Nonetheless, the Medford auto retailer's first-quarter revenue of $1.98 billion topped analysts' $1.95 billion estimate, with net earnings of $40.3 million, or $1.55 per share, versus $40.7 million, or $1.53 per share, a year earlier.
Lithia Motors CEO and President Bryan DeBoer described the quarter's performance as solid during a Thursday morning conference call, with 12 percent increases in adjusted per-share earnings and double-digit increases in used retail vehicle sales and service department and finance performance. But pushing cars off the sales floor means reduced margins at times.
DeBoer told analysts that each market responds differently to changing conditions.
"I’d say a third of our markets, primarily the energy states, are feeling the pressures of either flat or slightly declining sales," DeBoer said. "They’re continuing to keep volume, but they're not responding to their (operating costs). So they're having to push a little harder to be able to maintain that volume."
Volume drives operations and service parts elements, he said, adding that individual stores need time to adjust, and that can take a quarter or two.
Energy-state markets have softened for the past couple of years, but Lithia's unit sales have grown, even in those regions.
"We could have been taking market share there with aggressive pricing," DeBoer said later. "But then it affects bottom line because we're sacrificing margins.

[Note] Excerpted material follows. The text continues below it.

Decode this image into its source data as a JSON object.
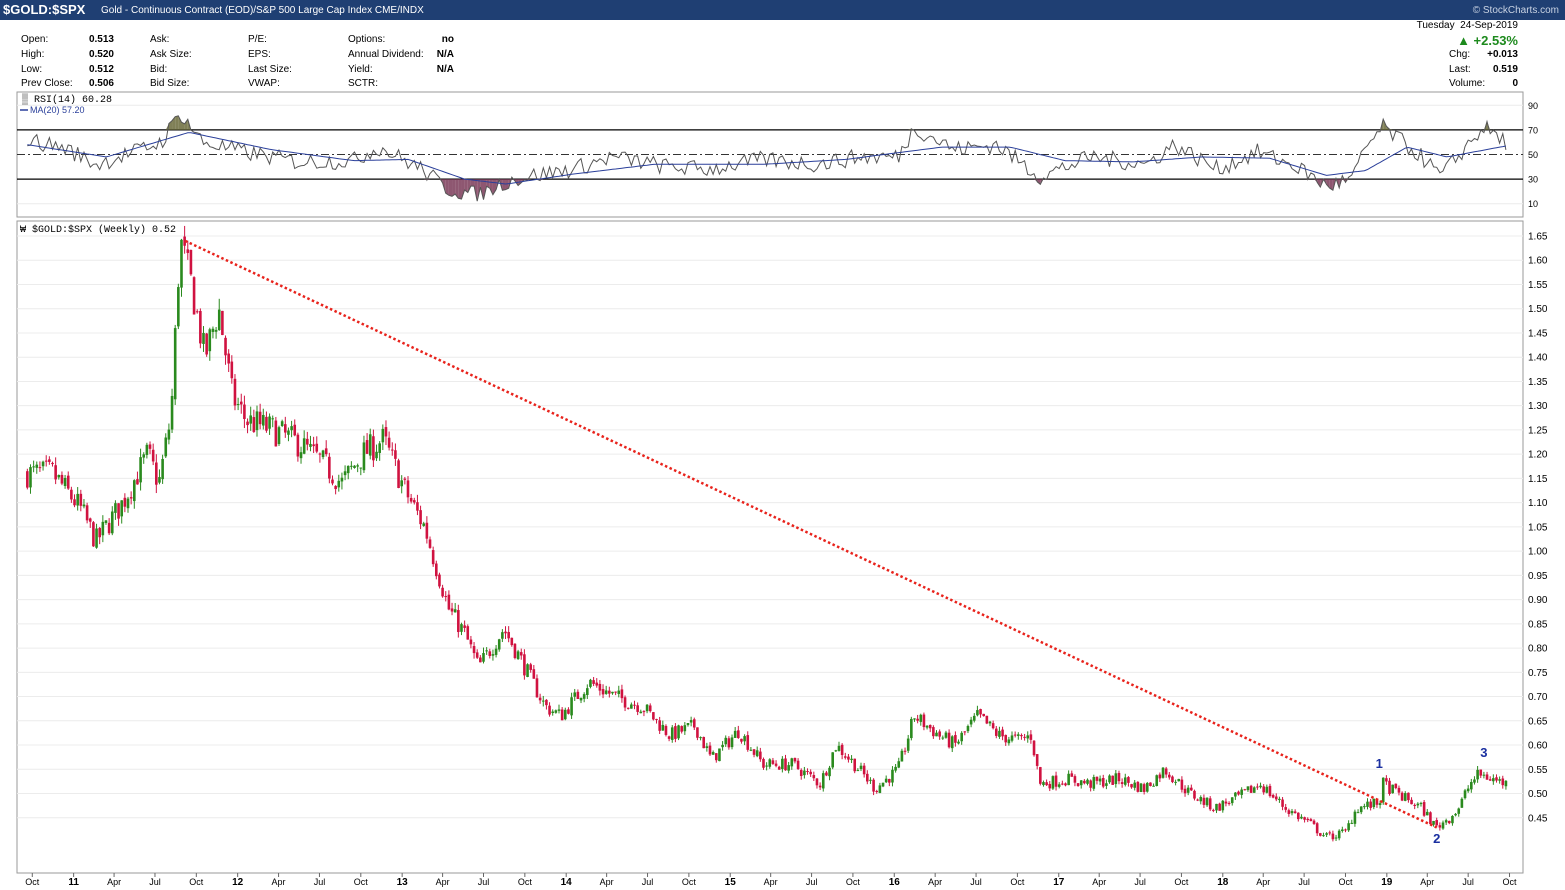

Our sales were really good, but our ability to sell cost-effectively is not as good as in the past. It's always a balancing act with short-term volume. I'd rather have more volume with less money than fewer cars with more money in order to retain the customer base longer."
Manufacturers issuing recalls have asked dealers to stop sales of some new and used vehicle models, adding to the inventory on Lithia's car lots.
"The manufacturers are paying for the interest and depreciation," he said. "It's not all going to get done at once, you're talking three to five years of sales for certain models. When you have to build those parts, it creates a backlog."
He expects most of the work will be done in the second and third quarters.
Lithia continues to eye domestic and import franchises in medium markets, where between 25,000 and 50,000 vehicles are registered, with its DCH unit seeking inroads in markets where there are more than 100,000 registered vehicles.
"The acquisition market continues to build momentum, there is no question about it," DeBoer said. "The prices are, however, pretty steep and we are pretty disciplined."
As a result, he said, franchises would have to be significantly under-performing to the point Lithia thought it could double or triple profitability to bite.
"I wouldn’t say that it’s going to slow, but I do think that we’re pretty picky," DeBoer said. "When we look at acquisitions, we look at approximately 10 to 15 acquisitions for every one that we’re able to buy. I think as the market begins to plateau, local markets begin to change, and people can see that maybe earnings for the next two or three years are reaching their potentials. Then they are going to look to sell, and I think we’ll be sitting there ready with open arms."
Investors seemed to react negatively to Lithia's adjusted projections for new vehicle sales growth in 2016, dropping its shares by $13.36 to $79.14 during Thursday trading. Lithia projected new vehicle sales would increase 4.5 percent in 2016, down from a 5.5 percent projection in February.